“The camera should be used for a recording of life, for rendering the very substance and quintessence of the thing itself, whether it be polished steel or palpitating flesh.”

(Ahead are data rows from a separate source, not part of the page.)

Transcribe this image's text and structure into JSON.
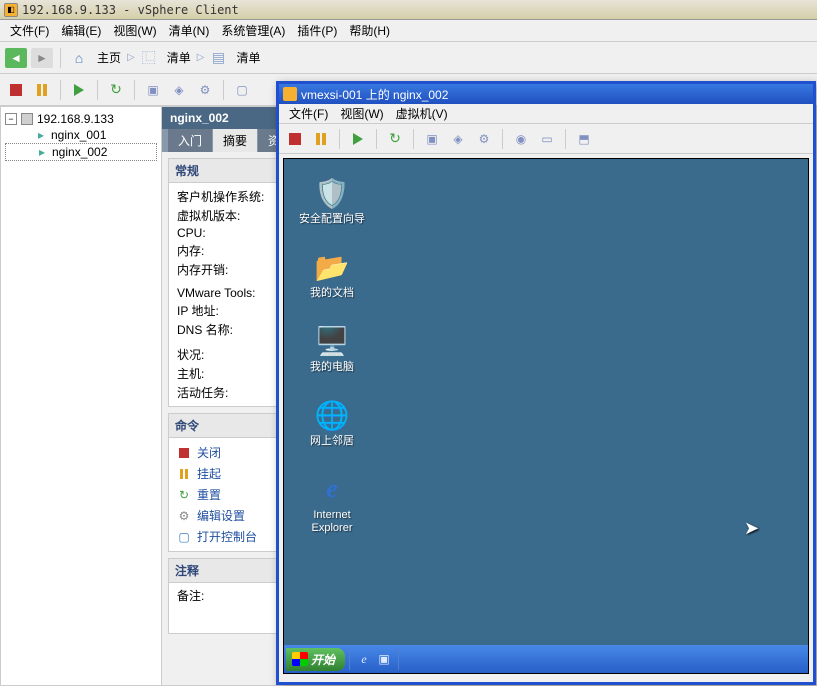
{
  "window": {
    "title": "192.168.9.133 - vSphere Client"
  },
  "menubar": [
    "文件(F)",
    "编辑(E)",
    "视图(W)",
    "清单(N)",
    "系统管理(A)",
    "插件(P)",
    "帮助(H)"
  ],
  "nav": {
    "home": "主页",
    "inventory1": "清单",
    "inventory2": "清单"
  },
  "tree": {
    "root": "192.168.9.133",
    "nodes": [
      "nginx_001",
      "nginx_002"
    ]
  },
  "detail": {
    "title": "nginx_002",
    "tabs": [
      "入门",
      "摘要",
      "资源"
    ],
    "general": {
      "title": "常规",
      "rows": [
        "客户机操作系统:",
        "虚拟机版本:",
        "CPU:",
        "内存:",
        "内存开销:",
        "VMware Tools:",
        "IP 地址:",
        "DNS 名称:",
        "状况:",
        "主机:",
        "活动任务:"
      ]
    },
    "commands": {
      "title": "命令",
      "items": [
        "关闭",
        "挂起",
        "重置",
        "编辑设置",
        "打开控制台"
      ]
    },
    "notes": {
      "title": "注释",
      "label": "备注:"
    }
  },
  "console": {
    "title": "vmexsi-001 上的 nginx_002",
    "menu": [
      "文件(F)",
      "视图(W)",
      "虚拟机(V)"
    ],
    "desktop_icons": [
      {
        "label": "安全配置向导"
      },
      {
        "label": "我的文档"
      },
      {
        "label": "我的电脑"
      },
      {
        "label": "网上邻居"
      },
      {
        "label": "Internet\nExplorer"
      }
    ],
    "taskbar": {
      "start": "开始"
    }
  }
}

For Edward Weston, born March 24, 1886, his start in photography came with a Bull’s Eye #2 camera that he got as a sixteenth birthday gift. After his first publication four years later, Weston would move west, where worked as an itinerant photographer. But his success would be minimal, getting little return selling his wares door to door for photographs of people’s children, pets and funerals. Acknowledging the need for more formal training, Weston moved back to Illinois and enrolled in a twelve-month course at the Illinois College of Photography. He completed it in half the projected time and returned once more to California. This time he took a job as a retoucher at the George Steckel Portrait studio. Soon after, though, he moved to the Louis A. Mojoiner Portrait Studio, where his skills in creating poses and a deft feel for lighting began to become apparent. In 1911, Weston would open his own studio, his home for the next two decades and the birthplace of his first important works.

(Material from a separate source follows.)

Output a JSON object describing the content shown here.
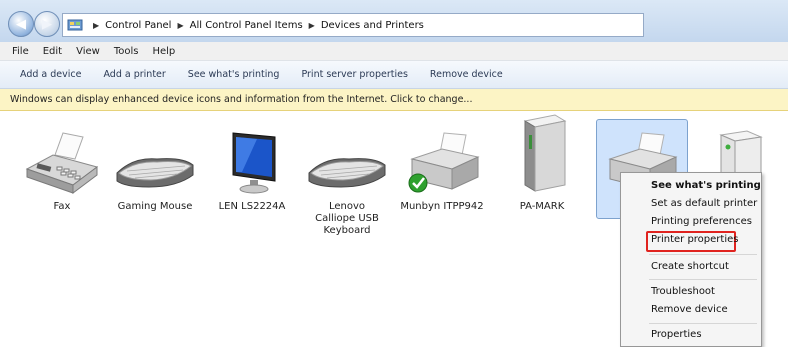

In photography’s formative years, the first photographers had focused on the novelty of being able to produce crisp, clear images that painting and drawing could only attain with the highest level of technical skill. Edward Weston’s eyes and mind saw it differently. Photographs didn’t have to be limited by a hard focus or simply be used as a means to document events. A camera could create a variety of images equal to any art form. Weston first success would be in the medium of soft focus pictorials. After trips to ARMCO Steel in Middeltown, Ohio, New York City and a three-year stay in Mexico, Weston’s photos became increasingly dynamic; this included landscapes, true-to form photos of industrial facilities, nudes, portraits, folk settings, close ups and perhaps most famously, highly textured photos of the natural beauty found within seashells peppers and cabbages. These works would win Weston national prize competitions and international acclaim. In 1932, Weston would become a founding member of Group f/64 with Ansel Adams, Willard Van Dyke, Imogen Cunningham and Sonya Noskowiak, a powerful western proponent championing the Modernist aesthetic.

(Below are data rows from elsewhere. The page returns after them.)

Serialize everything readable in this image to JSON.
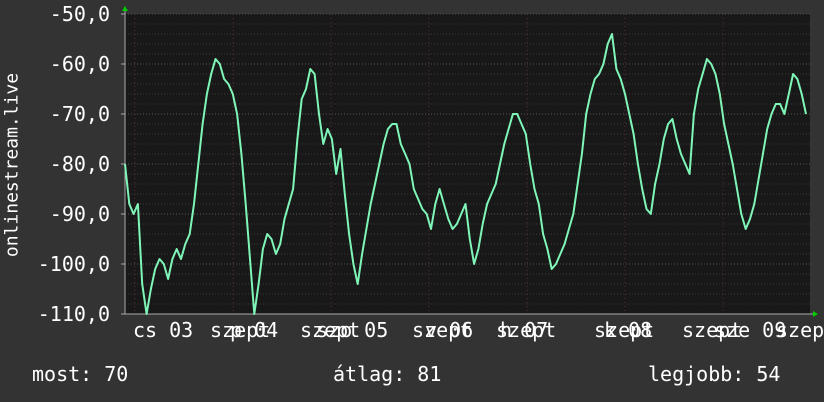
{
  "chart_data": {
    "type": "line",
    "ylabel": "onlinestream.live",
    "ylim": [
      -110,
      -50
    ],
    "y_ticks": [
      "-50,0",
      "-60,0",
      "-70,0",
      "-80,0",
      "-90,0",
      "-100,0",
      "-110,0"
    ],
    "x_ticks": [
      "cs 03",
      "szept",
      "p 04",
      "szept",
      "szo 05",
      "szept",
      "v 06",
      "szept",
      "h 07",
      "szept",
      "k 08",
      "szept",
      "sze 09",
      "szept"
    ],
    "grid": true,
    "colors": {
      "background": "#333333",
      "plot": "#181818",
      "line": "#7ff6b8",
      "grid": "#555555",
      "axis_arrow": "#00cc00",
      "text": "#ffffff"
    },
    "series": [
      {
        "values": [
          -80,
          -88,
          -90,
          -88,
          -104,
          -110,
          -105,
          -101,
          -99,
          -100,
          -103,
          -99,
          -97,
          -99,
          -96,
          -94,
          -88,
          -80,
          -72,
          -66,
          -62,
          -59,
          -60,
          -63,
          -64,
          -66,
          -70,
          -78,
          -88,
          -99,
          -110,
          -104,
          -97,
          -94,
          -95,
          -98,
          -96,
          -91,
          -88,
          -85,
          -75,
          -67,
          -65,
          -61,
          -62,
          -70,
          -76,
          -73,
          -75,
          -82,
          -77,
          -86,
          -94,
          -100,
          -104,
          -98,
          -93,
          -88,
          -84,
          -80,
          -76,
          -73,
          -72,
          -72,
          -76,
          -78,
          -80,
          -85,
          -87,
          -89,
          -90,
          -93,
          -88,
          -85,
          -88,
          -91,
          -93,
          -92,
          -90,
          -88,
          -95,
          -100,
          -97,
          -92,
          -88,
          -86,
          -84,
          -80,
          -76,
          -73,
          -70,
          -70,
          -72,
          -74,
          -80,
          -85,
          -88,
          -94,
          -97,
          -101,
          -100,
          -98,
          -96,
          -93,
          -90,
          -84,
          -78,
          -70,
          -66,
          -63,
          -62,
          -60,
          -56,
          -54,
          -61,
          -63,
          -66,
          -70,
          -74,
          -80,
          -85,
          -89,
          -90,
          -84,
          -80,
          -75,
          -72,
          -71,
          -75,
          -78,
          -80,
          -82,
          -70,
          -65,
          -62,
          -59,
          -60,
          -62,
          -66,
          -72,
          -76,
          -80,
          -85,
          -90,
          -93,
          -91,
          -88,
          -83,
          -78,
          -73,
          -70,
          -68,
          -68,
          -70,
          -66,
          -62,
          -63,
          -66,
          -70
        ]
      }
    ]
  },
  "stats": {
    "current": "most: 70",
    "average": "átlag: 81",
    "best": "legjobb: 54"
  }
}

Unfortunately for the art and photography world, Weston would be diagnosed with Parkinson’s disease in 1947, truncating his career. Until his death on New Year’s Day in 1958, Weston’s time and effort would be dedicated to producing prints of his most famous images. Today, they are considered some of the most valuable and cherished pieces of American photography in the world. Weston’s work has been displayed in numerous museums, such as the Guggenheim and Museum of Modern Art in New York and the Musee National d’Art Moderne in Paris. The University of California, Santa Cruz, is the only home of a complete set of Weston’s, “The Project Prints,” what he considered to be the master set of his definitive work.
Weston’s work can be seen at: http://www.edward-weston.com